* _PROMPT_:
Check each line below for "accent" and give the count of those that have it, nothing else.
*** Opening of PROVIDED RECORDS ***
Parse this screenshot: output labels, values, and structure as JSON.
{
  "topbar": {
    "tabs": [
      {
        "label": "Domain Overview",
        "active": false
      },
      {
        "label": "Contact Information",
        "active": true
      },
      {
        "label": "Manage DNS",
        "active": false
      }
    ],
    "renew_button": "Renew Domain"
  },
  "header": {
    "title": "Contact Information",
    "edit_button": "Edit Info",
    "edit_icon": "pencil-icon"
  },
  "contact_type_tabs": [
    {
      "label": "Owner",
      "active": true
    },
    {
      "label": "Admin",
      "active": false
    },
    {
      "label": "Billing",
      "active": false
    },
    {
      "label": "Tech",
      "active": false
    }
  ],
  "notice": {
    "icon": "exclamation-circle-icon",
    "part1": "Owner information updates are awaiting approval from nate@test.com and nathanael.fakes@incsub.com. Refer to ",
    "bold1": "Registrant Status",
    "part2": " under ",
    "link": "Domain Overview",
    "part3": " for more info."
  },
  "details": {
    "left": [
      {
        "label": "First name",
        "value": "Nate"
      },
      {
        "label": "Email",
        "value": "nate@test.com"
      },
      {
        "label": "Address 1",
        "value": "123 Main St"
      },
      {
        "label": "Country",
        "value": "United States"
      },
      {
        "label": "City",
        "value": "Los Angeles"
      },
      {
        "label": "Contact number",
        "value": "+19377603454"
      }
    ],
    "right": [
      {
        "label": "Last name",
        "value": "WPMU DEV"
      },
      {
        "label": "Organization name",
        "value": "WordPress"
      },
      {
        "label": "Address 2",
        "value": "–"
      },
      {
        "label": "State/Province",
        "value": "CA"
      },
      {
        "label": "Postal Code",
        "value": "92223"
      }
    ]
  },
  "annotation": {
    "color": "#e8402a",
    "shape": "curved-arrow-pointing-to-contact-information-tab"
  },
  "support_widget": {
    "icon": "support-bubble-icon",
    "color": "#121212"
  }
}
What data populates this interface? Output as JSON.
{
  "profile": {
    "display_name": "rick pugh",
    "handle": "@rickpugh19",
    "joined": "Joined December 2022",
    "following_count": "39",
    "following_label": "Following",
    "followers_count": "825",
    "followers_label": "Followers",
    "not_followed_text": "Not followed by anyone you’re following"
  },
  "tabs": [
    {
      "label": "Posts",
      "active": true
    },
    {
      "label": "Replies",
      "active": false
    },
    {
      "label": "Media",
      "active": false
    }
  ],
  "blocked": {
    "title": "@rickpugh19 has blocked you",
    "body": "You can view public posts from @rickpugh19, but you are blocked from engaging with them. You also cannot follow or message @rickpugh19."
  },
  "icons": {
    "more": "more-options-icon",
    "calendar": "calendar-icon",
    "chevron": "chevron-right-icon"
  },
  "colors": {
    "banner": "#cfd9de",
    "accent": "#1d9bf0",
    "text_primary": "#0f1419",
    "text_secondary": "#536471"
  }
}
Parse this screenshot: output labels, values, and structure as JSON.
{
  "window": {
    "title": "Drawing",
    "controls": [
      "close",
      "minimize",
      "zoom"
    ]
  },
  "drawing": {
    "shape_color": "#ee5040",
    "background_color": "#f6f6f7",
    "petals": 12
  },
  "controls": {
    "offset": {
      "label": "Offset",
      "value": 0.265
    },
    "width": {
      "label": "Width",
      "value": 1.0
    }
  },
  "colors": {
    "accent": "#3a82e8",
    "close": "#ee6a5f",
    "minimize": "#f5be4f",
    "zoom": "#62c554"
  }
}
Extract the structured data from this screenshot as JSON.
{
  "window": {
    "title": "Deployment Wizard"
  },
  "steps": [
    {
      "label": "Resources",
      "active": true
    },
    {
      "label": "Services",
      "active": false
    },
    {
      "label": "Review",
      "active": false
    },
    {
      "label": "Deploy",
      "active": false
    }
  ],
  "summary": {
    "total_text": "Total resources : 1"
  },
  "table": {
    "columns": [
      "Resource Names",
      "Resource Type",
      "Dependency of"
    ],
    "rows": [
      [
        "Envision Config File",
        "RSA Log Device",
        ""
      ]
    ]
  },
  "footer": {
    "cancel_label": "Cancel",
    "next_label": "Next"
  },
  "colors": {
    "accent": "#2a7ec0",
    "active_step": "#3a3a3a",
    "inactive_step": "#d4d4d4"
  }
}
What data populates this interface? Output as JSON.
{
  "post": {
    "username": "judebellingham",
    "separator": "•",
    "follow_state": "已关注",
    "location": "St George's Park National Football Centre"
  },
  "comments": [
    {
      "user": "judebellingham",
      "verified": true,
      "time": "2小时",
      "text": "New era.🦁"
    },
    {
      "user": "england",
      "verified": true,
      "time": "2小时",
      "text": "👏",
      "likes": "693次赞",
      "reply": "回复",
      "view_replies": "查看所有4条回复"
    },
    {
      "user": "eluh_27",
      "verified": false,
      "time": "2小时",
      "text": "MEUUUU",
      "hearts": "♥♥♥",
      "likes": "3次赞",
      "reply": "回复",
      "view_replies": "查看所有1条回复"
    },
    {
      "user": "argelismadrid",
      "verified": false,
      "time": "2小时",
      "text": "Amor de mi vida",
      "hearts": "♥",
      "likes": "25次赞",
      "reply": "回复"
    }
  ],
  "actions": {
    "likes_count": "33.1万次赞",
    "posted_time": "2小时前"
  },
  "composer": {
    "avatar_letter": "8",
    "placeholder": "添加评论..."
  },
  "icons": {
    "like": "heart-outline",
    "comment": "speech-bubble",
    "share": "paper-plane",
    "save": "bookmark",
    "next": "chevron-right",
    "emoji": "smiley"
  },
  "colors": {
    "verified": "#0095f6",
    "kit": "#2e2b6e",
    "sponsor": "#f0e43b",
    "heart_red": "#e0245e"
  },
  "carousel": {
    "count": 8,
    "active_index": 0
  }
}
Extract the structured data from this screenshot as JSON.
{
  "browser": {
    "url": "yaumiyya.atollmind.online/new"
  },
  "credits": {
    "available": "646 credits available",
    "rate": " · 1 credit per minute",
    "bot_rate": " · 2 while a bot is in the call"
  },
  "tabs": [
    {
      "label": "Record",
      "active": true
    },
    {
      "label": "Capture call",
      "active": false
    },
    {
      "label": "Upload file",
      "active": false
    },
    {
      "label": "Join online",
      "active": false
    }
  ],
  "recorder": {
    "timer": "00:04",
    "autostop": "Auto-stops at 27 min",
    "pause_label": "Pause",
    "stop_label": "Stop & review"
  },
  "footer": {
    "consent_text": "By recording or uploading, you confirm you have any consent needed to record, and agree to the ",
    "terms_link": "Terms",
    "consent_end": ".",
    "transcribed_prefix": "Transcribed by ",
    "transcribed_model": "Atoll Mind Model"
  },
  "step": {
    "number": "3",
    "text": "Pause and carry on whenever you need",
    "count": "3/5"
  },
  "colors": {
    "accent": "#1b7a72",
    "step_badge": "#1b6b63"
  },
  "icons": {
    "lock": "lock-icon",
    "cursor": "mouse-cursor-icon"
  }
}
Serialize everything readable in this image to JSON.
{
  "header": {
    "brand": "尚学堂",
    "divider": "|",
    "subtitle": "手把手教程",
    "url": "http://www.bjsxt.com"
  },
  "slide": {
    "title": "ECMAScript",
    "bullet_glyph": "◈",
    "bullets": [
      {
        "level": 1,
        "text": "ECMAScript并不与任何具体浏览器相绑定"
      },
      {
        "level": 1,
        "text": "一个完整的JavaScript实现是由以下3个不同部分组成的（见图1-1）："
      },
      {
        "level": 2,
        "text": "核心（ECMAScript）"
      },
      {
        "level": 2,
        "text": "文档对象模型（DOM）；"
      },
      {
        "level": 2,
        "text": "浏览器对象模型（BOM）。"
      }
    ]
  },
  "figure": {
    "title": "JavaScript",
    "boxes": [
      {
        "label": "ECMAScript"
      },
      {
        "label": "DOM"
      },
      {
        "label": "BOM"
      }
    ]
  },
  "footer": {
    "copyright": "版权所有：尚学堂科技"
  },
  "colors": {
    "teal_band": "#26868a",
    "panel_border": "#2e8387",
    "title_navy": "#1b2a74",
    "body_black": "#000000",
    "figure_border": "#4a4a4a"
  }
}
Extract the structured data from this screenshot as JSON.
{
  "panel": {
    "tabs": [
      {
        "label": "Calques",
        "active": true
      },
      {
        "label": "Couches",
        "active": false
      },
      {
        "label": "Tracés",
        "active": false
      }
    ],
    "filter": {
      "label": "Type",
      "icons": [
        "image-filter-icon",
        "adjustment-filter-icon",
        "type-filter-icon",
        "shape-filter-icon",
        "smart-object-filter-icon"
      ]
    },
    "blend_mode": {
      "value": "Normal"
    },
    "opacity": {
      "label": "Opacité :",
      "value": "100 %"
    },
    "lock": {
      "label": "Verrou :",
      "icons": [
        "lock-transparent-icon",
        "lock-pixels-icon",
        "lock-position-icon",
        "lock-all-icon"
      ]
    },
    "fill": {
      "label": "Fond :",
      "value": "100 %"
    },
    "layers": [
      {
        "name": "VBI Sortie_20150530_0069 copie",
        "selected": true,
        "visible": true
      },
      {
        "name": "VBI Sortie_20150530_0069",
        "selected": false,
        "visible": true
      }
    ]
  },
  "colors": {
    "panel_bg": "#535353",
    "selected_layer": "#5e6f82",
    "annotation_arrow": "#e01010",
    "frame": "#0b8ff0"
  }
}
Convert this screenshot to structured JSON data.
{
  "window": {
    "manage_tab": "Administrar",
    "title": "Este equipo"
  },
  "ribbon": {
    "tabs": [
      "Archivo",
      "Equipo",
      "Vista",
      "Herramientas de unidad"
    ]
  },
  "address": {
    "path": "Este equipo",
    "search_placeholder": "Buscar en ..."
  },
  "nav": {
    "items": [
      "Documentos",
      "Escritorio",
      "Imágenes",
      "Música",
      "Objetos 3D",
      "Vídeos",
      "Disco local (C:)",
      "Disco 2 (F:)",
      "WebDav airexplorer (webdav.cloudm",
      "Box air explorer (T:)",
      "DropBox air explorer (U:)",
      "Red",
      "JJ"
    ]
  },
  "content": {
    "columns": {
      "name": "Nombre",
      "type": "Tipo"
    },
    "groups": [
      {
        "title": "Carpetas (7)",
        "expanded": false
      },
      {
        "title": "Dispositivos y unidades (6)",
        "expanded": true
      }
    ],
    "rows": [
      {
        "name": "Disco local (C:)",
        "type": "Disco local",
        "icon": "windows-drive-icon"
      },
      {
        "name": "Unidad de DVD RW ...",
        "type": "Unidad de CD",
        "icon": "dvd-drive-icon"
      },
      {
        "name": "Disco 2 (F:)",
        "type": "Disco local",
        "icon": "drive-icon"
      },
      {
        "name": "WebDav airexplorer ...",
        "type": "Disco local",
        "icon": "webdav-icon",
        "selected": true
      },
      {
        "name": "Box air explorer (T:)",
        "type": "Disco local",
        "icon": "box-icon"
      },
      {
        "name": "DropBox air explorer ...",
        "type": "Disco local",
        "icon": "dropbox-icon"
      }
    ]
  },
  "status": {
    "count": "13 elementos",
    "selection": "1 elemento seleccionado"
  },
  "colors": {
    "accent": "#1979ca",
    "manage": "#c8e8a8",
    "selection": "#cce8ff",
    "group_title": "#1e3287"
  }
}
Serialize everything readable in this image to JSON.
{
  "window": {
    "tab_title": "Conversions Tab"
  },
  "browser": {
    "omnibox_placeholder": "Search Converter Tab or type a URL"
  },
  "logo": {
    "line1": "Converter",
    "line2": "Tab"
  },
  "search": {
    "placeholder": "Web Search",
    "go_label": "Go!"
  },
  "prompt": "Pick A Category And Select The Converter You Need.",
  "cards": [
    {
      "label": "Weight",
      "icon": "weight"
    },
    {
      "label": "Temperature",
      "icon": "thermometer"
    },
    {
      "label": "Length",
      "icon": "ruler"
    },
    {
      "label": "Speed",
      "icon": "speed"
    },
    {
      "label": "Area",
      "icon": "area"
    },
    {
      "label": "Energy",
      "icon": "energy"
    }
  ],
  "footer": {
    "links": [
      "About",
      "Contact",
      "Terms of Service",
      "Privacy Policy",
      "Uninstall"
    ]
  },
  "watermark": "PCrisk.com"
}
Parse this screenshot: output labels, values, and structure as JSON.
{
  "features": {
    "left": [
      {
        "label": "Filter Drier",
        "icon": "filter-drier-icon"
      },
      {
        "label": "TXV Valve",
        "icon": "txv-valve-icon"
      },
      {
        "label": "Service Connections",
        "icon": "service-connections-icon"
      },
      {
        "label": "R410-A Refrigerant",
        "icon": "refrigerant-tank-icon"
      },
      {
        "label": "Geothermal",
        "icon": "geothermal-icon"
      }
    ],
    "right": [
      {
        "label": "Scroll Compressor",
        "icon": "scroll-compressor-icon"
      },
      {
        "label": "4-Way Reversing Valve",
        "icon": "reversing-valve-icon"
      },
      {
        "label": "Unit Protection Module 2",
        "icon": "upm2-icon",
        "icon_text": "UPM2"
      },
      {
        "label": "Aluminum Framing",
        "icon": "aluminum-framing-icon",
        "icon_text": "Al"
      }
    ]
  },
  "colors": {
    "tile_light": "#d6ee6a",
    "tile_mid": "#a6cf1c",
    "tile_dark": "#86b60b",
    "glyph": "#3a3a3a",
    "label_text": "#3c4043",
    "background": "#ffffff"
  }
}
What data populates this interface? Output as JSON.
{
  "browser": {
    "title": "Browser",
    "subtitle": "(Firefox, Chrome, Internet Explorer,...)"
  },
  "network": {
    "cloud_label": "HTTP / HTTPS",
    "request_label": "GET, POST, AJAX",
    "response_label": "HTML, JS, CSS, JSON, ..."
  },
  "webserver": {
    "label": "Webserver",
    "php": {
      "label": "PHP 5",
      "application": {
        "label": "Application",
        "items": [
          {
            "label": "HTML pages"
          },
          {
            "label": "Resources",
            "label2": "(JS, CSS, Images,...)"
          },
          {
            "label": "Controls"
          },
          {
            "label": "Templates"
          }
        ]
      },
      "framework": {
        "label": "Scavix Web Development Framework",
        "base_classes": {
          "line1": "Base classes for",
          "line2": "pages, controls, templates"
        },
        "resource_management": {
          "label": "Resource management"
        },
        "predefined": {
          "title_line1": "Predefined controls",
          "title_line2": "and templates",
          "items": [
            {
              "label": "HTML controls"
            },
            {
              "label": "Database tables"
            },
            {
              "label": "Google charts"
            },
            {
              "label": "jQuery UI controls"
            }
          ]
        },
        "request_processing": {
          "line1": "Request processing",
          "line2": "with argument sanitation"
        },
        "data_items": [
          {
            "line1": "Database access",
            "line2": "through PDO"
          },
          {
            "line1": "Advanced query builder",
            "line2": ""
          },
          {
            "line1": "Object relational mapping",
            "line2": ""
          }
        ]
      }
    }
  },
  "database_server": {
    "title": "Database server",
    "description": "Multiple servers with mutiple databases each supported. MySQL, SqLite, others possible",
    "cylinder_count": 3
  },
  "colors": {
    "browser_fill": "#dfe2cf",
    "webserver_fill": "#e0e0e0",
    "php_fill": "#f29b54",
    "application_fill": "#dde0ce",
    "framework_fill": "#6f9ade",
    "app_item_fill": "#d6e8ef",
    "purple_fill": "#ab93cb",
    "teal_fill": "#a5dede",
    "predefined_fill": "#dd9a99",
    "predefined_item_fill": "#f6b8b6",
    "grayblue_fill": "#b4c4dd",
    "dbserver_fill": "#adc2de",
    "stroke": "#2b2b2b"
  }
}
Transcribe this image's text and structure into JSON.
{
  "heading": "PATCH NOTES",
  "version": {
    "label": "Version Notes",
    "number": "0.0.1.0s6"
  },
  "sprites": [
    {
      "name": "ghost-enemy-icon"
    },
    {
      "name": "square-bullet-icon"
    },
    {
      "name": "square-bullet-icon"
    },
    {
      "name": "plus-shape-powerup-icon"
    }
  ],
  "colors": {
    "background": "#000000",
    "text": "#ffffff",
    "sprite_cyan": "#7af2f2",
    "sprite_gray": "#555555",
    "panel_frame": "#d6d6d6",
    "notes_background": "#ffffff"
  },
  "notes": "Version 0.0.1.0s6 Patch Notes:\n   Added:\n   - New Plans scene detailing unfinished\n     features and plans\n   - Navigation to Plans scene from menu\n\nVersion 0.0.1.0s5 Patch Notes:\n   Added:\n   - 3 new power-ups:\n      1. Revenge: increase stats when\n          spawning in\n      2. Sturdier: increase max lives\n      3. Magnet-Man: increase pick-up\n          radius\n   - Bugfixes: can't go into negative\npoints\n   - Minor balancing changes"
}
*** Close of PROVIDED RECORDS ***
* _SOLUTION FOR THIS TASK_:
5